So it’s, it’s great to just discuss with other hub managers or owners, things that come up. Okay. Yeah. you know how to get more people into the space. Marketing drives, yeah. Vat, , pods, phone boots, all these things that we’re all in, in the same industry. So, They, they organize that and, and the chair, Liam Hornan is very, is great.

They, it’s very well organized. And then they’re having a roadshow. So on Thursday I’m going to Limerick to meet other hubsin Munster and we’ll discuss community and all that type of stuff.

Geraldine Hennessy: It’s like a little support network for you as such, you know, just kind of even bounce ideas. What works for one hub probably will work for another hub.

So it’s great. It’s great kind of sounding board like [00:28:00] that for you.

Rachel Kelleher: Yeah. A hundred percent.

Geraldine Hennessy: Okay.

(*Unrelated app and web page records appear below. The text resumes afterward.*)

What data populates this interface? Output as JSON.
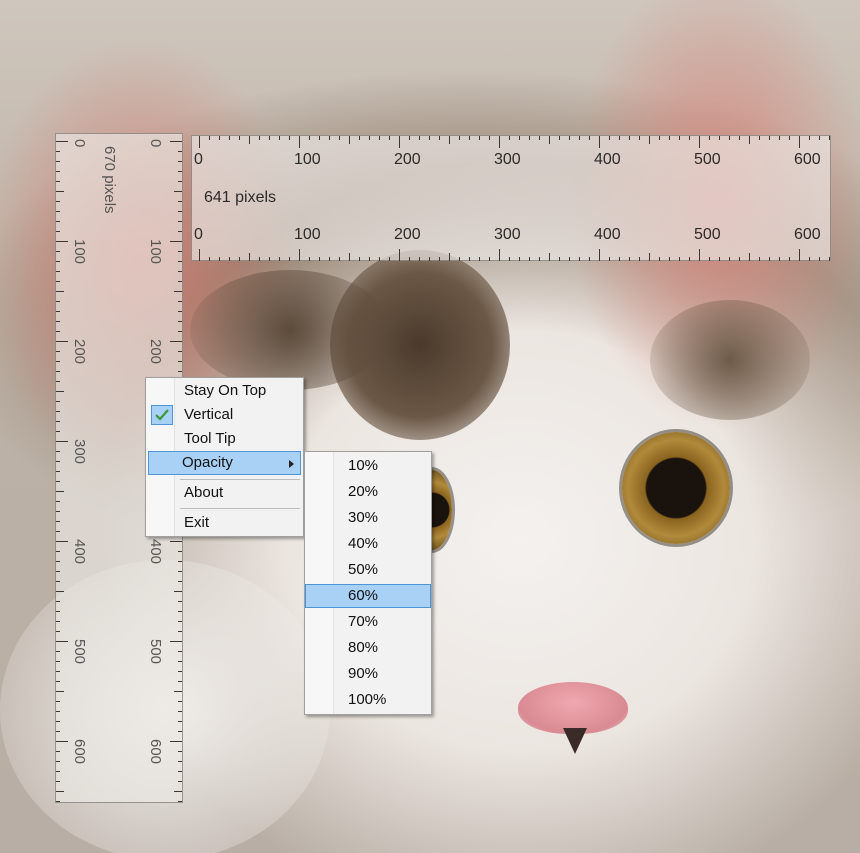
{
  "horizontal_ruler": {
    "labels_top": [
      "0",
      "100",
      "200",
      "300",
      "400",
      "500",
      "600"
    ],
    "labels_bottom": [
      "0",
      "100",
      "200",
      "300",
      "400",
      "500",
      "600"
    ],
    "size_text": "641 pixels"
  },
  "vertical_ruler": {
    "labels_left": [
      "0",
      "100",
      "200",
      "300",
      "400",
      "500",
      "600"
    ],
    "labels_right": [
      "0",
      "100",
      "200",
      "300",
      "400",
      "500",
      "600"
    ],
    "size_text": "670 pixels"
  },
  "context_menu": {
    "items": [
      {
        "label": "Stay On Top",
        "checked": false
      },
      {
        "label": "Vertical",
        "checked": true
      },
      {
        "label": "Tool Tip",
        "checked": false
      },
      {
        "label": "Opacity",
        "has_submenu": true,
        "highlighted": true
      },
      {
        "label": "About"
      },
      {
        "label": "Exit"
      }
    ]
  },
  "opacity_submenu": {
    "items": [
      "10%",
      "20%",
      "30%",
      "40%",
      "50%",
      "60%",
      "70%",
      "80%",
      "90%",
      "100%"
    ],
    "selected": "60%"
  },
  "icons": {
    "check": "check-icon",
    "submenu_arrow": "submenu-arrow-icon"
  },
  "colors": {
    "menu_highlight": "#a9d0f5",
    "menu_highlight_border": "#4d94d8",
    "ruler_text": "#2d2a28"
  }
}
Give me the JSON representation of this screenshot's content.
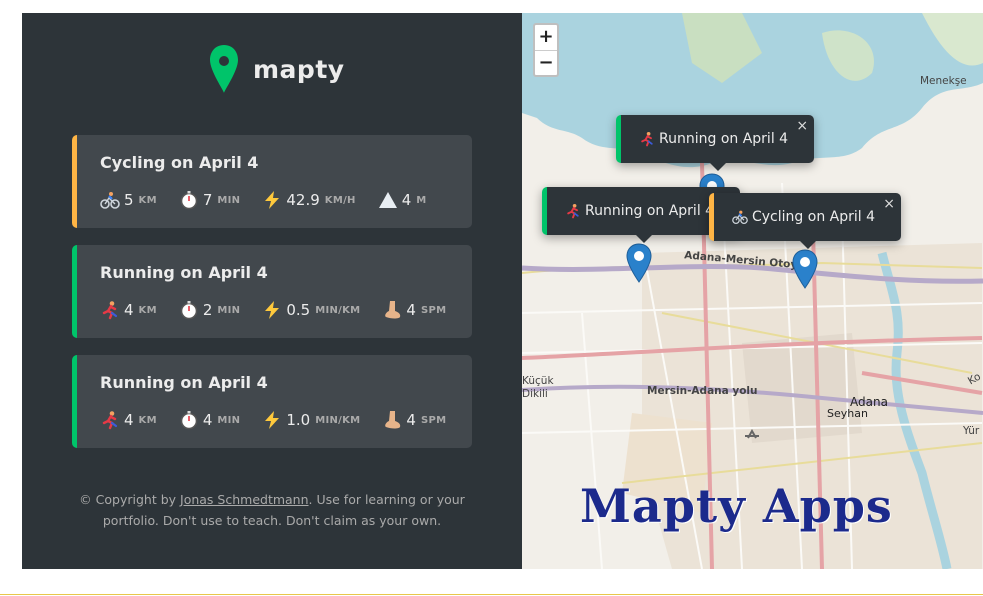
{
  "app": {
    "logo_text": "mapty"
  },
  "workouts": [
    {
      "title": "Cycling on April 4",
      "type": "cycling",
      "stats": [
        {
          "icon": "bike-icon",
          "value": "5",
          "unit": "KM"
        },
        {
          "icon": "stopwatch-icon",
          "value": "7",
          "unit": "MIN"
        },
        {
          "icon": "lightning-icon",
          "value": "42.9",
          "unit": "KM/H"
        },
        {
          "icon": "mountain-icon",
          "value": "4",
          "unit": "M"
        }
      ]
    },
    {
      "title": "Running on April 4",
      "type": "running",
      "stats": [
        {
          "icon": "runner-icon",
          "value": "4",
          "unit": "KM"
        },
        {
          "icon": "stopwatch-icon",
          "value": "2",
          "unit": "MIN"
        },
        {
          "icon": "lightning-icon",
          "value": "0.5",
          "unit": "MIN/KM"
        },
        {
          "icon": "foot-icon",
          "value": "4",
          "unit": "SPM"
        }
      ]
    },
    {
      "title": "Running on April 4",
      "type": "running",
      "stats": [
        {
          "icon": "runner-icon",
          "value": "4",
          "unit": "KM"
        },
        {
          "icon": "stopwatch-icon",
          "value": "4",
          "unit": "MIN"
        },
        {
          "icon": "lightning-icon",
          "value": "1.0",
          "unit": "MIN/KM"
        },
        {
          "icon": "foot-icon",
          "value": "4",
          "unit": "SPM"
        }
      ]
    }
  ],
  "copyright": {
    "prefix": "© Copyright by ",
    "link_text": "Jonas Schmedtmann",
    "suffix": ". Use for learning or your portfolio. Don't use to teach. Don't claim as your own."
  },
  "map": {
    "zoom_in": "+",
    "zoom_out": "−",
    "popups": [
      {
        "label": "Running on April 4",
        "type": "running",
        "close": "×"
      },
      {
        "label": "Running on April 4",
        "type": "running",
        "close": "×"
      },
      {
        "label": "Cycling on April 4",
        "type": "cycling",
        "close": "×"
      }
    ],
    "labels": {
      "menekse": "Menekşe",
      "highway": "Adana-Mersin Otoyolu",
      "road": "Mersin-Adana yolu",
      "kucuk": "Küçük",
      "dikili": "Dikili",
      "adana": "Adana",
      "seyhan": "Seyhan",
      "yur": "Yür",
      "ko": "Ko"
    }
  },
  "watermark": "Mapty Apps",
  "colors": {
    "running": "#00c46a",
    "cycling": "#ffb545",
    "sidebar": "#2d3439",
    "card": "#42484d"
  }
}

From the opening of your doors back in 2018, you’ve gone on to change premises and expand your offerings in terms of now be able to offer private office pods, what are your plans going forward?

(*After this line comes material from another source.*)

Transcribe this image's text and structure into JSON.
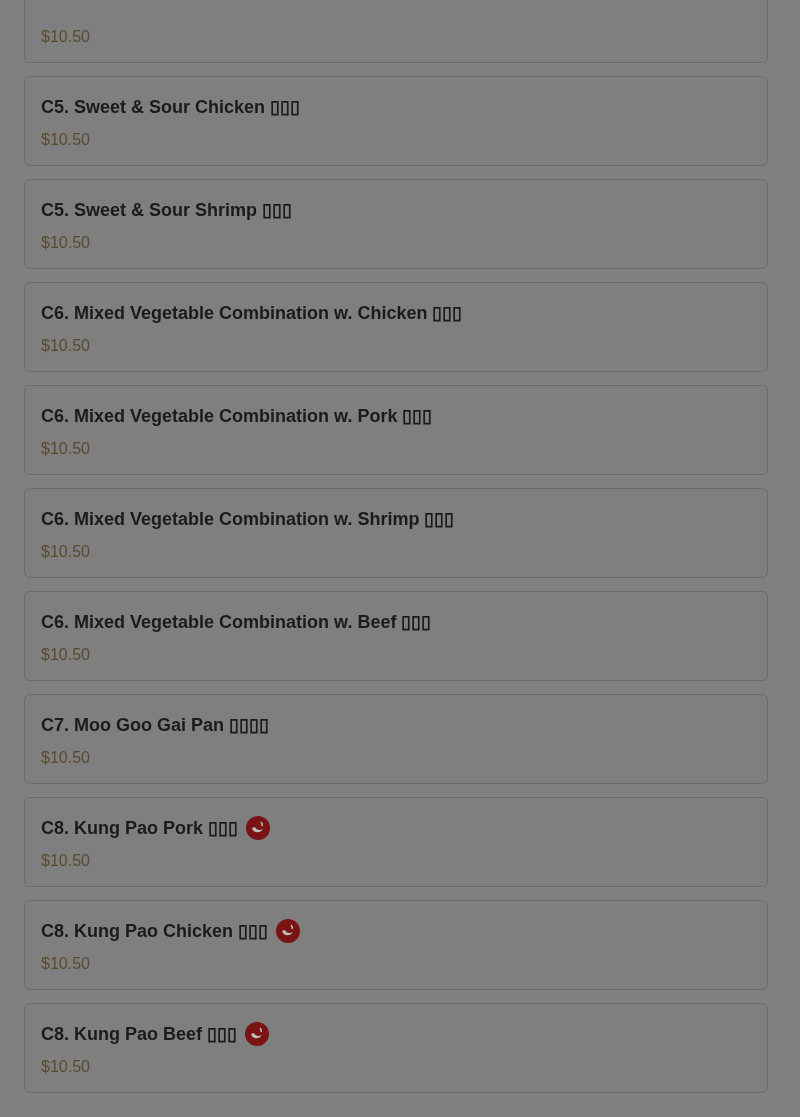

Rachel Kelleher: Well, at the moment, just to enjoy it.

Yeah. It’s been a really busy two years. Yeah. I think everyone can relate. When you’ve had a busy period and you come out of it, you look back and you think, how did I do that? But you get into a different mode. Yeah. And. I think when we opened our doors last March, the Connected Hubs Fund, which came soon after that, and the expansion that really came as a surprise, that opportunity was there. And so at December, I was tired. Yeah. I, I, I was tired. I was tired from making decisions. On all the small stuff. Actually, it’s the small stuff though. Yeah. So this year, especially this summer, it will get busy as families and visitors come through town. It’s just to really enjoy it.

Yeah. I, I’m really looking forward to [00:29:00] just being able to do some planting those types of things. We have some things which are far in the …. You know, those things that you’re looking forward to get to. You know, thankfully things are working very well. You know, we’re very happy with how things are going.

We haven’t done a lot of marketing. And we’ve kind of just decided to focus on customers that come in the door. And in that sense, we’ve been under the radar a little bit. But I think it’s working well for us. I think when customers come through the door, really focusing that they have a good experience and that’s the main thing. So, long-term goals, we’ve, of course, we’ve thought about, you know, expanding a little bit more, but I think for the next year or two is just nurturing what’s here. Yeah. Settle into it. Yeah. And see what’s working. Yeah. Yeah. That’s a good plan. Exactly. Yeah. Yeah.

Geraldine Hennessy: Very good. Very good. Well, thank you Rachel. Thanks so much for joining us on the Cork Creative Podcast. If you’d like to learn more about Mix Coworking , you can find links to their social media and website on corkcreative.ie[00:30:00]